WHAT TO PRODUCE »
Every line containing the word "JSON" is to be copied from the data below.

....

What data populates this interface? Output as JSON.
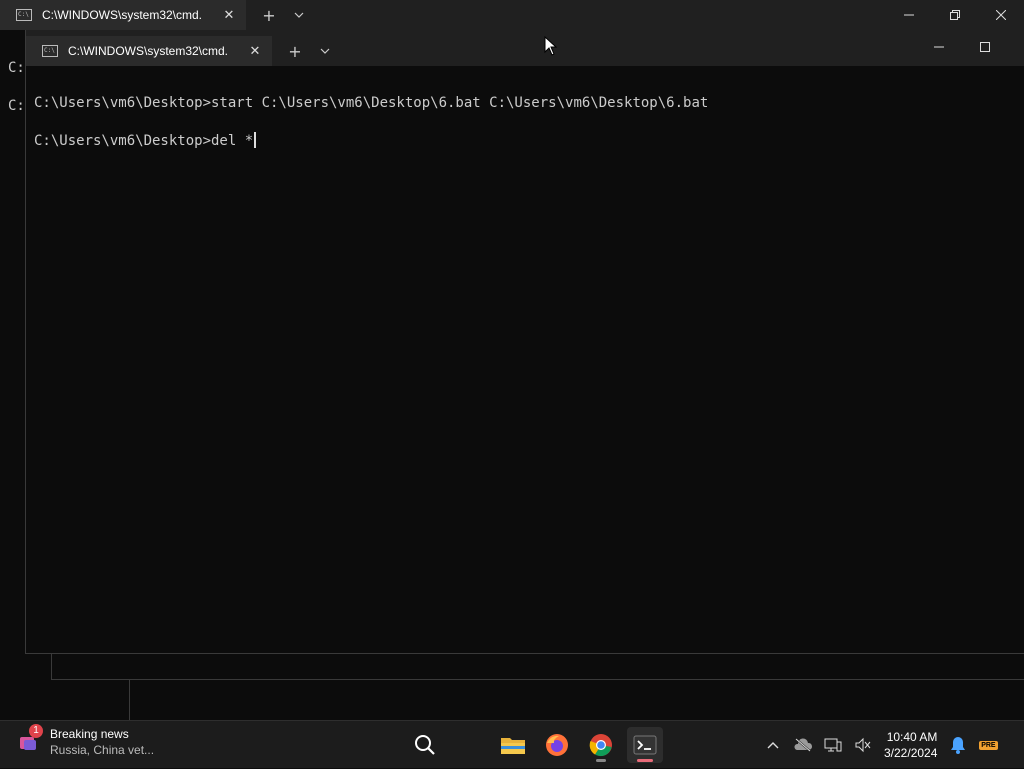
{
  "back_window": {
    "tab_title": "C:\\WINDOWS\\system32\\cmd.",
    "tab_close": "✕",
    "new_tab": "+",
    "dropdown": "⌄",
    "minimize": "—",
    "restore": "❐",
    "close": "✕",
    "visible_lines": [
      "C:",
      "C:"
    ]
  },
  "front_window": {
    "tab_title": "C:\\WINDOWS\\system32\\cmd.",
    "tab_close": "✕",
    "new_tab": "+",
    "dropdown": "⌄",
    "minimize": "—",
    "maximize": "☐",
    "console_lines": [
      "C:\\Users\\vm6\\Desktop>start C:\\Users\\vm6\\Desktop\\6.bat C:\\Users\\vm6\\Desktop\\6.bat",
      "",
      "C:\\Users\\vm6\\Desktop>del *"
    ]
  },
  "taskbar": {
    "news": {
      "badge": "1",
      "title": "Breaking news",
      "subtitle": "Russia, China vet..."
    },
    "apps": [
      {
        "name": "search-icon",
        "label": "Search"
      },
      {
        "name": "file-explorer-icon",
        "label": "File Explorer"
      },
      {
        "name": "firefox-icon",
        "label": "Firefox"
      },
      {
        "name": "chrome-icon",
        "label": "Chrome"
      },
      {
        "name": "terminal-icon",
        "label": "Terminal"
      }
    ],
    "tray": {
      "chevron": "^",
      "time": "10:40 AM",
      "date": "3/22/2024",
      "badge": "PRE"
    }
  },
  "colors": {
    "console_bg": "#0c0c0c",
    "console_text": "#cccccc",
    "tab_bg": "#2b2b2b",
    "titlebar_bg": "#202020",
    "taskbar_bg": "#1c1c1c",
    "accent_pink": "#e86b79",
    "notification_blue": "#4aa3ff"
  }
}
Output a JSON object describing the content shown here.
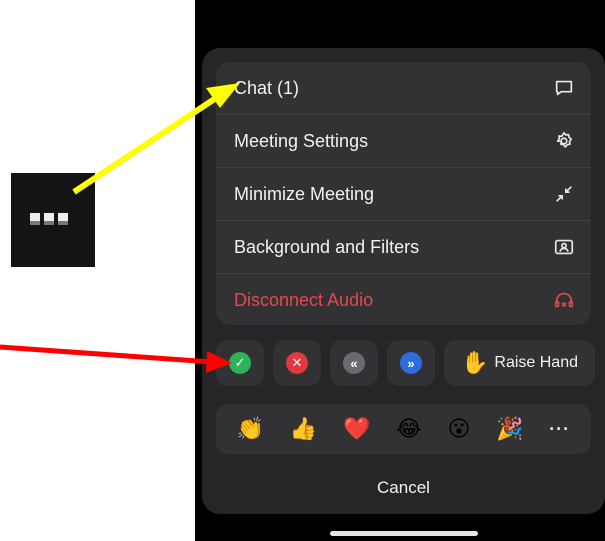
{
  "menu": {
    "items": [
      {
        "label": "Chat (1)",
        "icon": "chat-bubble-icon"
      },
      {
        "label": "Meeting Settings",
        "icon": "gear-icon"
      },
      {
        "label": "Minimize Meeting",
        "icon": "minimize-arrows-icon"
      },
      {
        "label": "Background and Filters",
        "icon": "portrait-frame-icon"
      },
      {
        "label": "Disconnect Audio",
        "icon": "headphones-x-icon"
      }
    ]
  },
  "reactions": {
    "yes_icon": "green-check-icon",
    "no_icon": "red-x-icon",
    "slower_icon": "double-chevron-left-icon",
    "faster_icon": "double-chevron-right-icon",
    "raise_hand_label": "Raise Hand",
    "raise_hand_emoji": "✋"
  },
  "emojis": [
    "👏",
    "👍",
    "❤️",
    "😂",
    "😮",
    "🎉"
  ],
  "more_emojis_label": "···",
  "cancel_label": "Cancel",
  "colors": {
    "danger": "#e5484d",
    "sheet_bg": "#262628",
    "card_bg": "#323234",
    "yellow_arrow": "#ffff00",
    "red_arrow": "#ff0000"
  }
}
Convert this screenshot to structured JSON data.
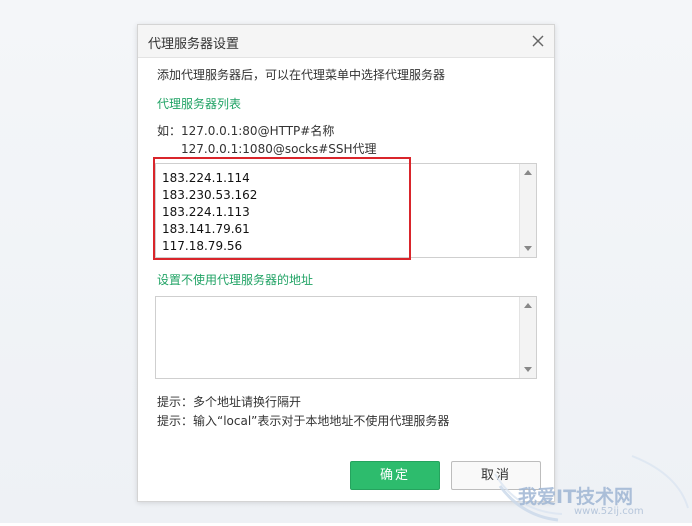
{
  "dialog": {
    "title": "代理服务器设置",
    "description": "添加代理服务器后，可以在代理菜单中选择代理服务器",
    "proxy_list_label": "代理服务器列表",
    "example_line1": "如：127.0.0.1:80@HTTP#名称",
    "example_line2": "127.0.0.1:1080@socks#SSH代理",
    "proxy_entries": [
      "183.224.1.114",
      "183.230.53.162",
      "183.224.1.113",
      "183.141.79.61",
      "117.18.79.56"
    ],
    "bypass_label": "设置不使用代理服务器的地址",
    "bypass_value": "",
    "hint1": "提示：多个地址请换行隔开",
    "hint2": "提示：输入“local”表示对于本地地址不使用代理服务器",
    "ok_label": "确定",
    "cancel_label": "取消"
  },
  "watermark": {
    "text": "我爱IT技术网",
    "url": "www.52ij.com"
  },
  "colors": {
    "accent_green": "#21a365",
    "ok_button": "#2dbc6d",
    "highlight_red": "#d9252b"
  }
}
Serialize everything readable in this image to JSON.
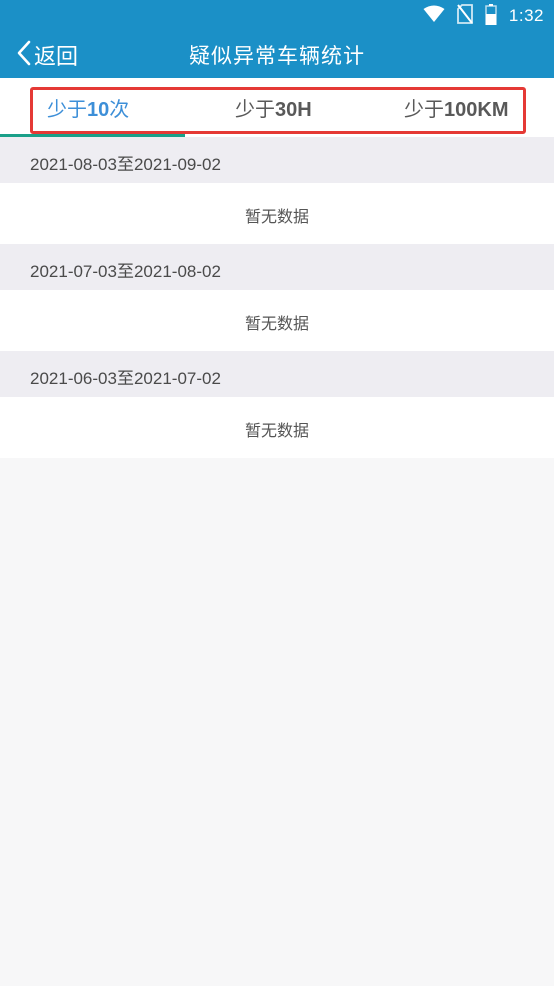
{
  "status_bar": {
    "time": "1:32",
    "icons": [
      "wifi-icon",
      "no-sim-icon",
      "battery-icon"
    ]
  },
  "header": {
    "back_label": "返回",
    "title": "疑似异常车辆统计"
  },
  "tabs": [
    {
      "prefix": "少于",
      "emphasis": "10",
      "suffix": "次",
      "active": true
    },
    {
      "prefix": "少于",
      "emphasis": "30H",
      "suffix": "",
      "active": false
    },
    {
      "prefix": "少于",
      "emphasis": "100KM",
      "suffix": "",
      "active": false
    }
  ],
  "sections": [
    {
      "date_range": "2021-08-03至2021-09-02",
      "empty_text": "暂无数据"
    },
    {
      "date_range": "2021-07-03至2021-08-02",
      "empty_text": "暂无数据"
    },
    {
      "date_range": "2021-06-03至2021-07-02",
      "empty_text": "暂无数据"
    }
  ],
  "colors": {
    "primary": "#1b90c7",
    "tab_active": "#3d8fd8",
    "tab_indicator": "#1aa089",
    "highlight_box": "#e53935"
  }
}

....

OUTPUT OF THE TASK »
What data populates this interface? Output as JSON.
Output a JSON object describing the content shown here.
Convert this screenshot to structured JSON data.
Serialize everything readable in this image to JSON.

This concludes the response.